Afterwards, Vinner and I get talking to him. He’s been living in London since he was a teenager, younger than we are now. Paying his dues in bands we’ve never heard of, but he seems well connected, he knows Ray Davies from The Kinks and the singer from Manfred Mann’s Earthband. Zaine Griff seems committed to his art, and to becoming successful, in a way we can’t really start to imagine.
Moving 11,000 miles away from home,alone, is unthinkable to local lads like us. A recent day trip to London with our British Constitution class left my head spinning as I witnessed the capital’s constant surge. Our band,Exit, has yet to play live in 1979. Amps are cold and drums hushed, as outside forces and life’s realities start to take hold. A-level exams, further education, serious girlfriends and parental expectations assemble like the arboreal army of Birnam Wood, ready to march on Dunsinane, the last outpost of adolescence.
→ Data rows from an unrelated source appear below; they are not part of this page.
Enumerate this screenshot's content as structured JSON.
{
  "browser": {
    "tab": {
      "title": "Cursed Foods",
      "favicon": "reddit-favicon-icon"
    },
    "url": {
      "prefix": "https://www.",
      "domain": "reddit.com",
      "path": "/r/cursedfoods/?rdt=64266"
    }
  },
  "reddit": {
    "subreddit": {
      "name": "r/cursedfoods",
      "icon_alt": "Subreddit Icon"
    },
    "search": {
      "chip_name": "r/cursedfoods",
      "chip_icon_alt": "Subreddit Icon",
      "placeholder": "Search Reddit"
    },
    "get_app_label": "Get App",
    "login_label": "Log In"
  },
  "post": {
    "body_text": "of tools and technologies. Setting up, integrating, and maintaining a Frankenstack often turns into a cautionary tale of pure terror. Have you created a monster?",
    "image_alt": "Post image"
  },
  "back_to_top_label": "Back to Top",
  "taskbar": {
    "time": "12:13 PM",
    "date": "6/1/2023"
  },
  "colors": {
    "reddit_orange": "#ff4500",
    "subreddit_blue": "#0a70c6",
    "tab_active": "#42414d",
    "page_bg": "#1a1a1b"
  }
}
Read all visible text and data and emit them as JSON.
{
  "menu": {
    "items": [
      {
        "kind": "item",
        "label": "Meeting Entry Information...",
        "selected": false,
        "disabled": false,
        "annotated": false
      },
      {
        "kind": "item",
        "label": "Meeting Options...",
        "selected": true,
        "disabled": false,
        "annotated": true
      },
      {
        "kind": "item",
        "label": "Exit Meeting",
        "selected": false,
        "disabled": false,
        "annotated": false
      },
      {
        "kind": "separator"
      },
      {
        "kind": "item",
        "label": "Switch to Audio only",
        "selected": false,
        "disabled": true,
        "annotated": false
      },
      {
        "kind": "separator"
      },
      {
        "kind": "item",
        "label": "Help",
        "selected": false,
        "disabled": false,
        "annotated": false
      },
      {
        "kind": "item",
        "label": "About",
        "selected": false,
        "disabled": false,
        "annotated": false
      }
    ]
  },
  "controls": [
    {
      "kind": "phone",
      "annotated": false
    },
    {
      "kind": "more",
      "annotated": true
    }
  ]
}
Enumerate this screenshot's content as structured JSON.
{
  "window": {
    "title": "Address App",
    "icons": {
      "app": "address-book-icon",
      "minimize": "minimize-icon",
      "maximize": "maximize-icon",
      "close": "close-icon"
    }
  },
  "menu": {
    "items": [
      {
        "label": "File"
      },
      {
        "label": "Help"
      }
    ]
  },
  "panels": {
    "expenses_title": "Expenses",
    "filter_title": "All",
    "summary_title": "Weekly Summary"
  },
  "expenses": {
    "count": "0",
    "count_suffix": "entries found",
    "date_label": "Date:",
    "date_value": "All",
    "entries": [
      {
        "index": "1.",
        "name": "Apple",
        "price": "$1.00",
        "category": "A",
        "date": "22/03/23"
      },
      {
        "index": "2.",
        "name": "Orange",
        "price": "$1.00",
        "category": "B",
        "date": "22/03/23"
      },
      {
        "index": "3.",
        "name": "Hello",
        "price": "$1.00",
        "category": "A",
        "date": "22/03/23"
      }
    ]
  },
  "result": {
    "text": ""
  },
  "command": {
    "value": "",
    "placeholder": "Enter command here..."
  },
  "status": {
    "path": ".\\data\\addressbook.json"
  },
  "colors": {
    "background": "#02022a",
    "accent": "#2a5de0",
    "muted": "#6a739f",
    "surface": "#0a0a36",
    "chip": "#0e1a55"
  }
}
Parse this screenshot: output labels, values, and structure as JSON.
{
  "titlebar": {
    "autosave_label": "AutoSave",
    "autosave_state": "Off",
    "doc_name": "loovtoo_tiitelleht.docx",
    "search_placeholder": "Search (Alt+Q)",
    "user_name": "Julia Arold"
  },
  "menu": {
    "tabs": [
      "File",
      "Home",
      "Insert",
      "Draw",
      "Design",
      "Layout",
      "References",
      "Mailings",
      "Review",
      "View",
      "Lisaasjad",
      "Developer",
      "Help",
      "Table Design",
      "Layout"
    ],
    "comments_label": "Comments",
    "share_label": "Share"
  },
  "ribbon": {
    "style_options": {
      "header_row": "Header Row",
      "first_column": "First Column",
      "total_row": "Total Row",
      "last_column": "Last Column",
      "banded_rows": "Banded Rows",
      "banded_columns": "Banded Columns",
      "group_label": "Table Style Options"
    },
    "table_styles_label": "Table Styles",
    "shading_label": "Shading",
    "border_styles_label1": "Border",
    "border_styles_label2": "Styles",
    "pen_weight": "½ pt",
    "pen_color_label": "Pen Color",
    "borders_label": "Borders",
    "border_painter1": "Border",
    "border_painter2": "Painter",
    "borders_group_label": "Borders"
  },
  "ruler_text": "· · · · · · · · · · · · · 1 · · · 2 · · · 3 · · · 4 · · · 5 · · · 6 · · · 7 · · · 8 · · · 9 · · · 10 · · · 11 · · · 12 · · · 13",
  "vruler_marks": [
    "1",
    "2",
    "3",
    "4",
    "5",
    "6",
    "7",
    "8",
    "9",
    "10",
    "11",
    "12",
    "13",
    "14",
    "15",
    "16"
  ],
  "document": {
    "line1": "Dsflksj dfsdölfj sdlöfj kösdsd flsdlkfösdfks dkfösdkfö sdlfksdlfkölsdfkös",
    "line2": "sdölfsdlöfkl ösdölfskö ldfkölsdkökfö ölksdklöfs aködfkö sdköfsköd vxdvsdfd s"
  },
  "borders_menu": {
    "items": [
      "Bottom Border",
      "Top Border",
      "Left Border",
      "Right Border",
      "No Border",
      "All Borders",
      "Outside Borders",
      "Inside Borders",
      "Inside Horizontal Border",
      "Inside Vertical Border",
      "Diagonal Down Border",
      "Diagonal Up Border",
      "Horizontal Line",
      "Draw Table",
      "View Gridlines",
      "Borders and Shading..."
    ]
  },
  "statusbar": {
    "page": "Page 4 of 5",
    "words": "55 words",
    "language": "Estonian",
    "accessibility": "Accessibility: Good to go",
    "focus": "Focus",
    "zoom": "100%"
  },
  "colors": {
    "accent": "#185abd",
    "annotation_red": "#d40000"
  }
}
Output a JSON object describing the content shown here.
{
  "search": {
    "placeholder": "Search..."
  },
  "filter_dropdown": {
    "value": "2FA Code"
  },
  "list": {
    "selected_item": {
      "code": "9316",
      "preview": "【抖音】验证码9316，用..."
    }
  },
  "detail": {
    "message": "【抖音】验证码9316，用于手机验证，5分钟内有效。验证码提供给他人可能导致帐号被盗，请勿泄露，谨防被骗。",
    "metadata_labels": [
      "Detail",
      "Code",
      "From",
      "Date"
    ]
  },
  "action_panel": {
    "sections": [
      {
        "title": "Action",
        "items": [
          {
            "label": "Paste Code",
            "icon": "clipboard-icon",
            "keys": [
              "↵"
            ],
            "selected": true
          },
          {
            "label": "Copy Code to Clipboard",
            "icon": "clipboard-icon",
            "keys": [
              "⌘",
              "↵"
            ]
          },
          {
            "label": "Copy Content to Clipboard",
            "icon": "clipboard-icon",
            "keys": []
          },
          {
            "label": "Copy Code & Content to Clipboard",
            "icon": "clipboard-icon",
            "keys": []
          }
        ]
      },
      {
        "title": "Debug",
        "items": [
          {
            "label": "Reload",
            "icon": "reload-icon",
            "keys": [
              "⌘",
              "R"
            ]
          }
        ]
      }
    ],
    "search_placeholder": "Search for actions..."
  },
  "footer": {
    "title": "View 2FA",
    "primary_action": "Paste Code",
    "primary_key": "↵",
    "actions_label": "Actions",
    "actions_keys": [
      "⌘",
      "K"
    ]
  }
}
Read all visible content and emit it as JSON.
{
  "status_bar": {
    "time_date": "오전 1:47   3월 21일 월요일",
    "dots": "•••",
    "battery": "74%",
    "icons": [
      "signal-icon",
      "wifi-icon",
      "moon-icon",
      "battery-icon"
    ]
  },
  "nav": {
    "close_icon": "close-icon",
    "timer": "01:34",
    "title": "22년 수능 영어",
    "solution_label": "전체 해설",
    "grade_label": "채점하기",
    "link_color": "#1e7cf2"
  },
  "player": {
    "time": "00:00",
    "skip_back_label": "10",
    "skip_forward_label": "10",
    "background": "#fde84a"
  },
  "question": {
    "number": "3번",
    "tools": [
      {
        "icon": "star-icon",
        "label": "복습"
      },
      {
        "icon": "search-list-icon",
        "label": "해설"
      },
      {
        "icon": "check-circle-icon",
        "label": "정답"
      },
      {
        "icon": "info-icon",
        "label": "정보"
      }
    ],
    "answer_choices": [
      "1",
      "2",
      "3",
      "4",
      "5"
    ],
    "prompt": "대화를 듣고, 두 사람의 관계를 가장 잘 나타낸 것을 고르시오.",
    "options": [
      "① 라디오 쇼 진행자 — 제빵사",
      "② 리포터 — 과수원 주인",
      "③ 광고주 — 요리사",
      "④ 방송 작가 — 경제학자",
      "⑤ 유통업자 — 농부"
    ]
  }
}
We’re getting on great with Zaine (Glenn Mikkelson to his Mum) until Vinner asks him what we’ve all been thinking:
“Do you mind looking like David Bowie or do you just get sick of people telling you so?”
With this, he sighs and rolls his eyes, scanning the skies in the hope that some tall Venusians passing through will whisk him away from these inebriated oiks. Mercifully, the roaring intro to “Into The Valley” fills the room, tearing us away to the dancefloor to execute our best Drunken Scotsman In A Wind Tunnel routine as pioneered by Richard Jobson on Top Of The Pops.
It’s late now, rather than the usual last record of the night – “Take It To The Limit”, it’s “Rikki Don’t Lose That Number” by Steely Dan that purrs through the speakers, all twinkling Blue Note cool and measured, mordant LA wit. It’s oddly sobering, I don’t know Rikki, and we don’t even have a phone at home; but the last night bus leaves High Street in five minutes and I know I should be on it.
Zaine Griff released his debut album ‘Ashes and Diamonds’ in 1980. It was produced by Tony Visconti, best known for his work with David Bowie. Featuring a young Hans Zimmer on keyboards, it was not a commercial success.
You can listen to 'Ashes and Diamonds' on Spotify here.
A second album – ‘Figvres’ – followed in 1982. Zaine Griff returned to New Zealand soon after, he released his third album – ‘Child Who Wants The Moon’ in 2011.
The Limit Club dancefloor March 1979 Spotify playlist here.